BY JORDAN MAYER
"'For if you keep silent at this time, relief and deliverance will rise for the Jews from another place, but you and your father's house will perish. And who knows whether you have not come to the kingdom for such a time as this?'"
Esther is an intriguing book of the the Bible. Though it sits in the middle of Scripture, sandwiched between Nehemiah and Job, you will find no direct mention of God throughout its ten chapters.
The book reads like a gripping and suspenseful TV drama. An ordinary, Jewish girl ascends to the role of queen. A murderous plot against the king is thwarted. The very fate of the Jewish people hangs in the balance.
On the surface, the story looks like a series of happy accidents and fortuitous coincidences. Just as disaster looms, deliverance arrives at an opportune time. Amidst a throng of young women, Esther manages to find favor in the eyes of the king and becomes queen. Her uncle, Mordecai, happens to overhear a plot against the king. Later, Mordecai convinces Esther to reveal Haman's plot to kill the Jews to the king. Though it was dangerous to see the king unannounced, Esther again finds success and eventually unmasks Haman's treachery. In an ironic turn of events, the gallows that Haman constructed for Mordecai is returned on his own head. Through a series of what appear to be random events, God was working, not merely to provide for Esther and Mordecai, but to save His people and further His plan of salvation for the human race.
The book of Esther has much to teach us about the providence of God.
The enemy of our souls is an eager advocate of coincidence, happenstance, and random chance. For to attribute life’s events to these “logical” and “practical” reasonings removes any need for God. Esther is an invitation to reflect on the events of our own lives and take a closer look at the masterful hand of the Divine - working, orchestrating, purposing.
Our lives have been likened to a tapestry. From the backside, you will see a chaotic mess of threads, a wash of colors woven this way and that without any clear order or pattern. Life can be difficult to make sense of in the moment. It often doesn't go how we planned and is filled with unexpected twists and turns. Many moments of our lives feel meaningless and wasted, and often leave us questioning why. In the words of John Flavel, “The providence of God is like a Hebrew word – it can only be read backwards.” As the present fades into the past, we begin to see more clearly the work of His hands. As the artist flips the tapestry around, the messy threads are revealed to be part of a beautiful masterpiece.
A friend of mine has often explained life as something that happens for us rather than to us. This statement is a shift in perspective more than it is a shift in circumstance. What if the things that we perceive as roadblocks are actually stepping stones that God is using to lead us forward? We must remember that we operate within a limited field of view. God on the other hand sees the whole picture. He operates outside of space and time, seeing the entirety of not only our individual lives, but the lives of everyone else as well.
And because of His Word, we are not left to wonder at his purposes or intentions. He is a good Father who delights in blessing his children (Matthew 7:11). He has a plan for our life.

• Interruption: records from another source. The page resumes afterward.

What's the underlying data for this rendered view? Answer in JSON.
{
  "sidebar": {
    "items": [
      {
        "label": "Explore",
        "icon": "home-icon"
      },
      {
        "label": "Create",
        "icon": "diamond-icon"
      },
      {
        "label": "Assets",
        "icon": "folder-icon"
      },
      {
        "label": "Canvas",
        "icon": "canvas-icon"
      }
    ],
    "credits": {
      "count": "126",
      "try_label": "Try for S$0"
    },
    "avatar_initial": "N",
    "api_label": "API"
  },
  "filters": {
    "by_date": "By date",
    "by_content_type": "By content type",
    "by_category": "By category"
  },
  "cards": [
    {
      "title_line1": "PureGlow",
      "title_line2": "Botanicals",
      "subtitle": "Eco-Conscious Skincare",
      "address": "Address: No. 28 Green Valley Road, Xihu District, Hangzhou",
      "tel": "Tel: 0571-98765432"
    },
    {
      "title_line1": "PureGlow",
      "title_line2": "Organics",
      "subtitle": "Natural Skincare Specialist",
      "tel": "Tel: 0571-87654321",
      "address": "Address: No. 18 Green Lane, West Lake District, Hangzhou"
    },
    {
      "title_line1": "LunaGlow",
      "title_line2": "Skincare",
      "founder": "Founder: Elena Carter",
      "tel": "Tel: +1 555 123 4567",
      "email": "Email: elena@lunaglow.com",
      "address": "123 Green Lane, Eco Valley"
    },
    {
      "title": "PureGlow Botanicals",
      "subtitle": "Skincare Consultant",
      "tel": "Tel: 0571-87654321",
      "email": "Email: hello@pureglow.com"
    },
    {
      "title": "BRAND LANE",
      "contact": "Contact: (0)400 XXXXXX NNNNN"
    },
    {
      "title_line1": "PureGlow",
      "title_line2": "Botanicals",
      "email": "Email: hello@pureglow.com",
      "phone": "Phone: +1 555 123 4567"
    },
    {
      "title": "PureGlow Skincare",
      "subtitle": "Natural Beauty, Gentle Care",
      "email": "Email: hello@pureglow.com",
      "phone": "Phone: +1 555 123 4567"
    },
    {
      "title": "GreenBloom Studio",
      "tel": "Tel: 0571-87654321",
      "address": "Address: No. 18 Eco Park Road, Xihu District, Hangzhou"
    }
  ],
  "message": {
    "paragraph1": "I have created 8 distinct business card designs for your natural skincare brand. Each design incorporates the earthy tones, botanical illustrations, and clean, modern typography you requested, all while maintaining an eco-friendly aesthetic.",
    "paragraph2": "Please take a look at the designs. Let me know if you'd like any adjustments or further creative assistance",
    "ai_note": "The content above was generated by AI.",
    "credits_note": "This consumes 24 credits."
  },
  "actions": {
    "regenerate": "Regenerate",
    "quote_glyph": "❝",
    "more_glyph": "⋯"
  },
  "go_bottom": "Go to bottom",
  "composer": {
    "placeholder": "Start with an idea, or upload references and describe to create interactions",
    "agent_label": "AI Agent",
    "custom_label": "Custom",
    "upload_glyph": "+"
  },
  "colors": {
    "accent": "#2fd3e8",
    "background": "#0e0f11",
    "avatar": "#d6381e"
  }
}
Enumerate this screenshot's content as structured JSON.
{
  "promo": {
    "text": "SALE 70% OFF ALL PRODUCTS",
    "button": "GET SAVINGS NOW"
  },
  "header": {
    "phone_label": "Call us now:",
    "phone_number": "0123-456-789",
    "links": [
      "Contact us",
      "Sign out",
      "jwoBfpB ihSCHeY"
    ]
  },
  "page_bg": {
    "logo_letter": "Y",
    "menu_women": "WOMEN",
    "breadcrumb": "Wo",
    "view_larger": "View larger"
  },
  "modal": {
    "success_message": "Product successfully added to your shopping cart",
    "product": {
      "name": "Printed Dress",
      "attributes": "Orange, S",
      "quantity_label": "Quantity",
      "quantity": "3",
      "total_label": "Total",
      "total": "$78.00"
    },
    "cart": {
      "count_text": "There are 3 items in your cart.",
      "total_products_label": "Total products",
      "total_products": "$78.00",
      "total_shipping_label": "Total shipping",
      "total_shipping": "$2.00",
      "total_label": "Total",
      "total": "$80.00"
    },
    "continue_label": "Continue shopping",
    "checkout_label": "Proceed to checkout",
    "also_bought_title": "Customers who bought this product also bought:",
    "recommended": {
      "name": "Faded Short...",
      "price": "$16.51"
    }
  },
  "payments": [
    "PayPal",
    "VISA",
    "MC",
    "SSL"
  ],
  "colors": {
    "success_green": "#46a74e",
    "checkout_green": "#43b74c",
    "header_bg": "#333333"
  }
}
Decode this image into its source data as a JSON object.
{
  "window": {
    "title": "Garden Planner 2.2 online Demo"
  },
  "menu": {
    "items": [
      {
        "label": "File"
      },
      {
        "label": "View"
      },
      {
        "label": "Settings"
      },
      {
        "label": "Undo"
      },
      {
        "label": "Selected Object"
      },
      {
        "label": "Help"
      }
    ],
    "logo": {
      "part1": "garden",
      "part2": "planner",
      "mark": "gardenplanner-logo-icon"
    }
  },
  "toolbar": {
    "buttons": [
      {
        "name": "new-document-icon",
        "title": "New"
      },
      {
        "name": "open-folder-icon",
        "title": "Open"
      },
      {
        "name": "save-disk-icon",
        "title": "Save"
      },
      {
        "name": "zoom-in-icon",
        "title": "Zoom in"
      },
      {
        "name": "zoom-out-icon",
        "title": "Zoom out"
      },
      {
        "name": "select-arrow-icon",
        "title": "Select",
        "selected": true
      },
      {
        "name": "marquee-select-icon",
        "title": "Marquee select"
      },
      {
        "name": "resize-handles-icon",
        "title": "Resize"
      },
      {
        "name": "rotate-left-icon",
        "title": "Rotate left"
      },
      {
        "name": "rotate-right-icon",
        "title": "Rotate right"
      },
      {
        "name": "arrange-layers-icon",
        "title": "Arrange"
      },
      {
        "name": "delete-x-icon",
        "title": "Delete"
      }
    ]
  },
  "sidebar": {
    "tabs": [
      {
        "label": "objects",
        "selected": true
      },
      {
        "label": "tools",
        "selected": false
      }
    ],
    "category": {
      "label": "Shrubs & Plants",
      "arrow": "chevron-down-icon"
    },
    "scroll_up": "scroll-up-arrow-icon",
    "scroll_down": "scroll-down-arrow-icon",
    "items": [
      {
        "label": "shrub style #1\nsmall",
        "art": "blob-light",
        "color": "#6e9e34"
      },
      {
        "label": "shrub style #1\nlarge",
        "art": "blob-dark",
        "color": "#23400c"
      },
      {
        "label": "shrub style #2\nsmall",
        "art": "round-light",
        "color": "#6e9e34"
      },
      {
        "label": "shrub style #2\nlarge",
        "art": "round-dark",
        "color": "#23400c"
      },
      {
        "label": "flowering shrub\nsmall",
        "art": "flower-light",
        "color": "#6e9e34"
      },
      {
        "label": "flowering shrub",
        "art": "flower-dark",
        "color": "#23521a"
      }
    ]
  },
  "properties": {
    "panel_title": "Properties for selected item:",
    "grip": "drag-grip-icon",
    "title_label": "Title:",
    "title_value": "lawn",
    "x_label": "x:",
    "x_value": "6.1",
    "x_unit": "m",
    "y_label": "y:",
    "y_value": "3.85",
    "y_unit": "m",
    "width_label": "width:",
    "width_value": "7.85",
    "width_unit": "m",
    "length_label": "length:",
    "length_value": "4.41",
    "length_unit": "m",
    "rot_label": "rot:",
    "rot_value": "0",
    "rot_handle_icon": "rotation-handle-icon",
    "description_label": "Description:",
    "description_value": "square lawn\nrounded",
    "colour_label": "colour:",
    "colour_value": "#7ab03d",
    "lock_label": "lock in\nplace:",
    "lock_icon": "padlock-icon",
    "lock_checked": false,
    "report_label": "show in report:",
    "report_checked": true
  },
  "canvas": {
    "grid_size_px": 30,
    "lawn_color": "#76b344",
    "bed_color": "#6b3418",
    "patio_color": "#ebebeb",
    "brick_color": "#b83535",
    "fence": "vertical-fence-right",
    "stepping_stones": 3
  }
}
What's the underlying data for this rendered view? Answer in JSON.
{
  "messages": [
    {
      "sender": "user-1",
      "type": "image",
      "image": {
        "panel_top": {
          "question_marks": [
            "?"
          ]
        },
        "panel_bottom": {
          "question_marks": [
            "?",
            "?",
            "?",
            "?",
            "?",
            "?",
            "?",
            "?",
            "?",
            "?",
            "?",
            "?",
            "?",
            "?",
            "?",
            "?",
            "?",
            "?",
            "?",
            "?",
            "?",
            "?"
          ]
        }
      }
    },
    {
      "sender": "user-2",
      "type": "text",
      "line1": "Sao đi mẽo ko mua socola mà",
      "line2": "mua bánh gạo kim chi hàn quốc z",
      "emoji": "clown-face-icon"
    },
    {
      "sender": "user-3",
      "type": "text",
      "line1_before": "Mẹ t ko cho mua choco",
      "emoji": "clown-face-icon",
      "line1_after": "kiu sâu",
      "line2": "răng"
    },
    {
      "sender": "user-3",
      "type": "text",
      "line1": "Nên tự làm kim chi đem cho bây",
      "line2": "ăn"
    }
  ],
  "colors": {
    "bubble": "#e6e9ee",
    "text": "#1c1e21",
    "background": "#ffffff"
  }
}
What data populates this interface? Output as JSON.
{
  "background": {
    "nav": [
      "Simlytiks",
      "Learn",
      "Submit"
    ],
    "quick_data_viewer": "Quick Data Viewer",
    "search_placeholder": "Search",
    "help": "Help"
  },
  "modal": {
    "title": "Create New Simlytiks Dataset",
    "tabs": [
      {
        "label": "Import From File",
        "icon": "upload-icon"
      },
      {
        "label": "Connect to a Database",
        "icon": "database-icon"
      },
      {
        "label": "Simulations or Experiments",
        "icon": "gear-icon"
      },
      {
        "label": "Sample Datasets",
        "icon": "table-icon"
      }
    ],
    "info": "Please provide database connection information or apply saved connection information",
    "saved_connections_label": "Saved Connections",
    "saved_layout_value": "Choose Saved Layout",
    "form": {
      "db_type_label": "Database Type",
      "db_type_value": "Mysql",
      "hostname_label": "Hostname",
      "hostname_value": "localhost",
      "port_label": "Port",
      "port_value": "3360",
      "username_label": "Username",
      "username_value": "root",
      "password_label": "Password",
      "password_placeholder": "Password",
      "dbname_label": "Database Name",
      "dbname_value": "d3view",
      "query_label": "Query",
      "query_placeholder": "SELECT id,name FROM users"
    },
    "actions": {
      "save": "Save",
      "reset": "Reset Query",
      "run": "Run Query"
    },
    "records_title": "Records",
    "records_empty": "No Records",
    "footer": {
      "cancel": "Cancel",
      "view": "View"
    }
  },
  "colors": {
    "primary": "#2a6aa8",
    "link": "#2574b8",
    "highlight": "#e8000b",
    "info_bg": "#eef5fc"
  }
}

Not one of evil, but of welfare, to give us a hope and a future (Jeremiah 29:11). All that happens to us is happening for us, for our good (Romans 8:28). Finally, we know that whatever we face in this life is ultimately preparing us for something far better and more wonderful than we can even imagine (2 Corinthians 4:17).
So the question becomes not, is God working, but rather, are you looking?